Without even meaning to, I looked at those photos and wondered things like, “Wow. That was Mom’s last Christmas but we didn’t know it then.” And all the years that we were careful with Dad around holidays because we learned from Mom that you never knew when it could be your last.

The part that I wasn’t expecting, was when I would get to a collection and realize that suddenly, the photos would drop off. After about the third or fourth time it happened, I realized the pattern. It was 2011. There just were hardly any photographs at all that year. For anyone, it seemed.

In 2010, Tim got his diagnosis. There was our last Father’s Day together. There was his benefit. But in so many sections, 2011 was just gone.

It was a reminder that my entire family and support system grieved right along with Tim’s wife and children. Where did that year go? What happened to us? We must have been swallowed up in grief. Perhaps nothing felt important enough to want to remember. Yes, there were some pictures, but the difference in amounts of photographs between years was startling.

It makes sense. But it was yet another reminder that grief and loss change us in ways that we aren’t even aware of. The aware parts are tough enough, but sometimes the other insights can take years to see. I’m sure decades too, I just haven’t gotten that far yet.

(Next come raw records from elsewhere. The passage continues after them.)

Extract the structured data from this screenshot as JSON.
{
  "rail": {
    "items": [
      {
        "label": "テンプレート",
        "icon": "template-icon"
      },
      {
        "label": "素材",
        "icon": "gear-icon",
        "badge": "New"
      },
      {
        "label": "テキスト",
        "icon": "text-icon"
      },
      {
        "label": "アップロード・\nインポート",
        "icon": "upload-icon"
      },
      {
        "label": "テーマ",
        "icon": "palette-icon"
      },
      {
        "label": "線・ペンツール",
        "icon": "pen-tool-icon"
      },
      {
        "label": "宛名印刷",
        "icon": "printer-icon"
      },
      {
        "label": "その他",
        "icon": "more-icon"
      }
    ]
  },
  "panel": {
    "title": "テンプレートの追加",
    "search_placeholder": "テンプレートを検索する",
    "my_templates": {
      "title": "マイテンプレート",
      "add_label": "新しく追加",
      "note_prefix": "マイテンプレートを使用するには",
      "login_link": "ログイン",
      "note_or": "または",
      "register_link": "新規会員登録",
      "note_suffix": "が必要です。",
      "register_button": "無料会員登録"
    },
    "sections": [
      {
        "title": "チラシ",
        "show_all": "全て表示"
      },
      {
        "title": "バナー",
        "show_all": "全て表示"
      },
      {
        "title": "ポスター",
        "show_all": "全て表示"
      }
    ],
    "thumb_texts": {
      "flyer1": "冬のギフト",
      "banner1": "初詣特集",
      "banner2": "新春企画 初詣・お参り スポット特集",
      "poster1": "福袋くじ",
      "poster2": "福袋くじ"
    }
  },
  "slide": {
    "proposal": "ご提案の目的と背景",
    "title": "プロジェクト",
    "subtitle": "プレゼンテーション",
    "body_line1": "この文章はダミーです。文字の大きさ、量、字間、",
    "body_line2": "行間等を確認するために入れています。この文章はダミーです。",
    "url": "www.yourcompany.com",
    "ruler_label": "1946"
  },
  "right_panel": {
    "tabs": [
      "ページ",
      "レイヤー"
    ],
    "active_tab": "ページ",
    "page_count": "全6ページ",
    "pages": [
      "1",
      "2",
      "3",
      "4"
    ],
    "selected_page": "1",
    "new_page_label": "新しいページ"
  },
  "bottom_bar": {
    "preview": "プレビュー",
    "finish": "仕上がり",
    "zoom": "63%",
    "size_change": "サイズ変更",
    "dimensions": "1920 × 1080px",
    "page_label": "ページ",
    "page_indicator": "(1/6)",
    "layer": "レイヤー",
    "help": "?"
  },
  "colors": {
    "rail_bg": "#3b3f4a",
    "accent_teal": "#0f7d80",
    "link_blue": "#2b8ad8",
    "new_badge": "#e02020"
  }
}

I guess the take-away is this. If you are in acute grief right now and feel like there will never, ever be a smile in your life again, please know that it won’t stay like that forever. It hurts like hell, but the intensity does not stay the same. Thank God.